Her kick may have been blocked, but Katie Hnida scored a touchdown in college football history.
Hnida, a junior at University of New Mexico, became the first woman to play Division 1A football when she attempted an extra point kick on Wednesday. The kick was blocked, but her play came during her team's 27-3 loss to UCLA in the Las Vegas Bowl.
"I definitely was not thinking about the historical aspect of it," Hnida said on ABCNEWS' Good Morning America.
"I was just hoping to get out there and nail the ball straight through," she said.
Hnida's coach, Rocky Long, said he gave Hnida a shot to kick the first extra point in Wednesday's game because she earned it.
"Well, we used it as a reward for our players and in a lot of cases, we've put several guys in there that hadn't played much during the season and we used the Bowl game in that way and Katie deserved a chance," Long said.
One Moment in Time
Hnida says she keeps replaying the play over and over in her head, and she hopes to get another chance on the field to prove herself.
Meanwhile, she says she'll enjoy being part of the team that has embraced her presence. The 5-foot-9, 150-pound female football player says her male teammates have never made her feel uncomfortable.
"A lot of people asked me, 'Gosh, what is it like in the locker room?'" Hnida said.
Hnida, who changes in the women's locker room at home games and wherever she can find privacy during away games, says she knows she won't have a future career in football, but she loves being involved in the game anyway.
"I really fell in love with the sport and this is what I love to do and this is what I want to do," Hnida said.
Hnida joined New Mexico's team this year. She is the team's third-string kicker, and gets suited up for every home game, wearing her blond hair up in a ponytail.
Now 21, she played varsity football at her Littleton, Colo., high school for three years and made four of five field goals and 83 of 87 extra points. She was also her school's homecoming queen.
Long said he discovered Hnida's talent when he was looking through some videotapes he received.
"We were looking for kickers and we watched some videotape, didn't know it was a young lady on the tape," Long said. It looked like she had a lot of ability so we found out after we called her," he said.

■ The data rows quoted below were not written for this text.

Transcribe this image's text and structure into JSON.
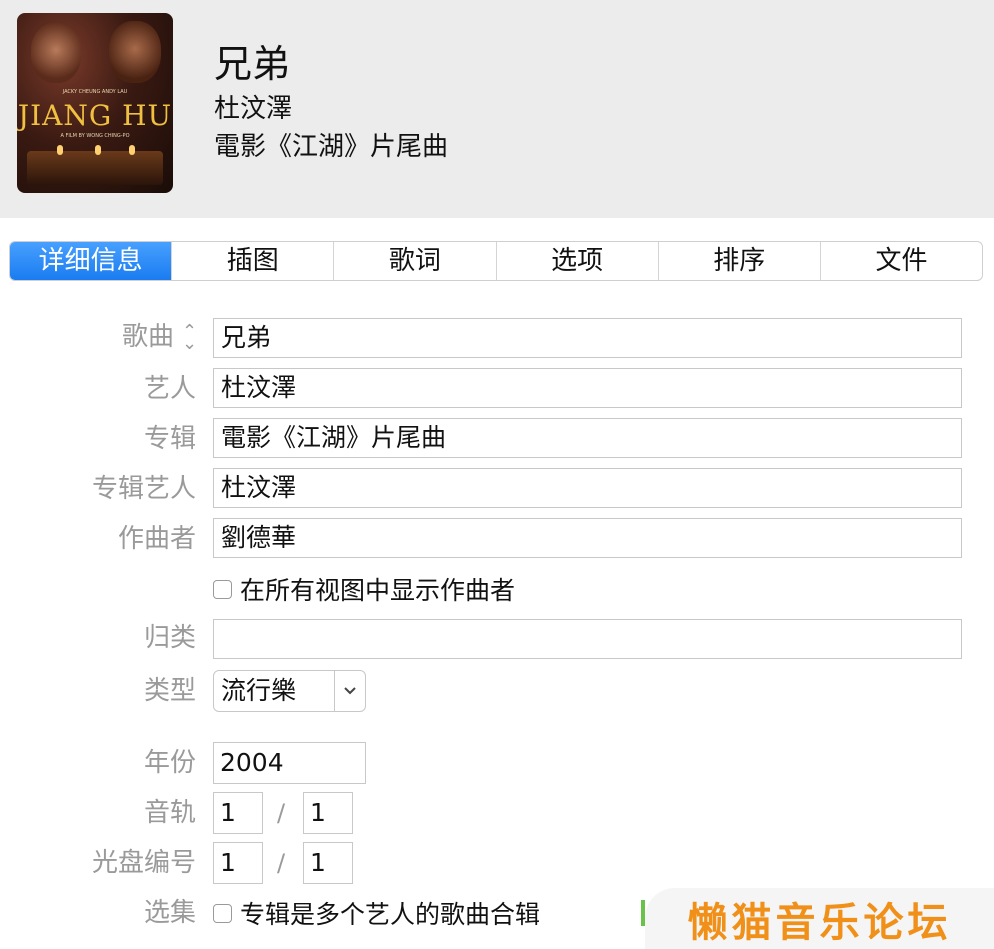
{
  "header": {
    "title": "兄弟",
    "artist": "杜汶澤",
    "album": "電影《江湖》片尾曲",
    "cover": {
      "logo": "JIANG HU",
      "credits": "JACKY CHEUNG        ANDY LAU",
      "byline": "A FILM BY WONG CHING-PO"
    }
  },
  "tabs": [
    {
      "label": "详细信息",
      "active": true
    },
    {
      "label": "插图"
    },
    {
      "label": "歌词"
    },
    {
      "label": "选项"
    },
    {
      "label": "排序"
    },
    {
      "label": "文件"
    }
  ],
  "form": {
    "song": {
      "label": "歌曲",
      "value": "兄弟"
    },
    "artist": {
      "label": "艺人",
      "value": "杜汶澤"
    },
    "album": {
      "label": "专辑",
      "value": "電影《江湖》片尾曲"
    },
    "album_artist": {
      "label": "专辑艺人",
      "value": "杜汶澤"
    },
    "composer": {
      "label": "作曲者",
      "value": "劉德華"
    },
    "show_composer": {
      "label": "在所有视图中显示作曲者",
      "checked": false
    },
    "grouping": {
      "label": "归类",
      "value": ""
    },
    "genre": {
      "label": "类型",
      "value": "流行樂"
    },
    "year": {
      "label": "年份",
      "value": "2004"
    },
    "track": {
      "label": "音轨",
      "number": "1",
      "of": "1",
      "separator": "/"
    },
    "disc": {
      "label": "光盘编号",
      "number": "1",
      "of": "1",
      "separator": "/"
    },
    "compilation": {
      "label": "选集",
      "checkbox_label": "专辑是多个艺人的歌曲合辑",
      "checked": false
    }
  },
  "watermark": "懒猫音乐论坛",
  "colors": {
    "accent": "#1a7cf0",
    "label": "#9a9a9a",
    "watermark": "#f09018"
  }
}
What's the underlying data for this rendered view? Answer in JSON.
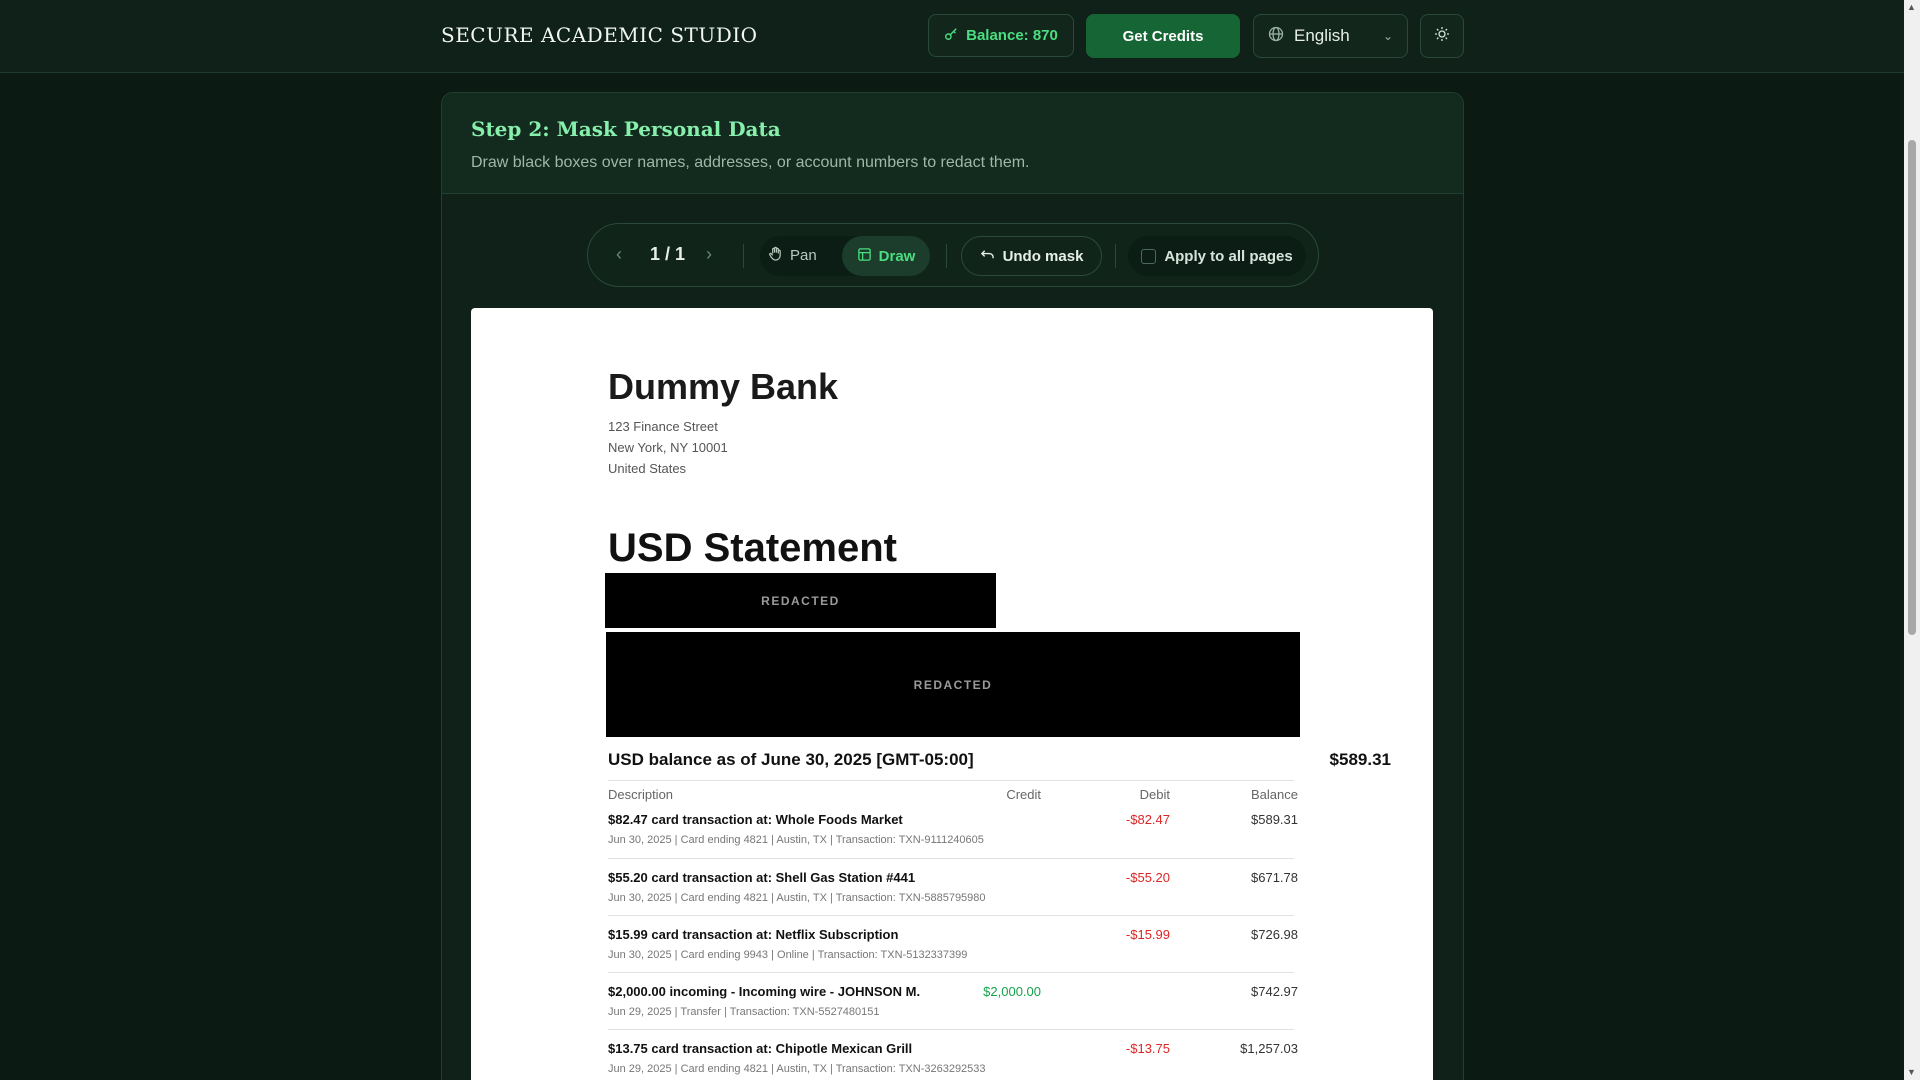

Hnida is not the first woman to make the foray into college football — though by doing so while playing for a team in Division 1A, Hnida is in the top echelon of college football.
In 1997, Liz Heaston became the first woman to score in a college game, kicking two extra points for Willamette, which was then an NAIA school. Last year, Jacksonville State's Ashley Martin became the first woman in Division I-AA to score, kicking four extra points.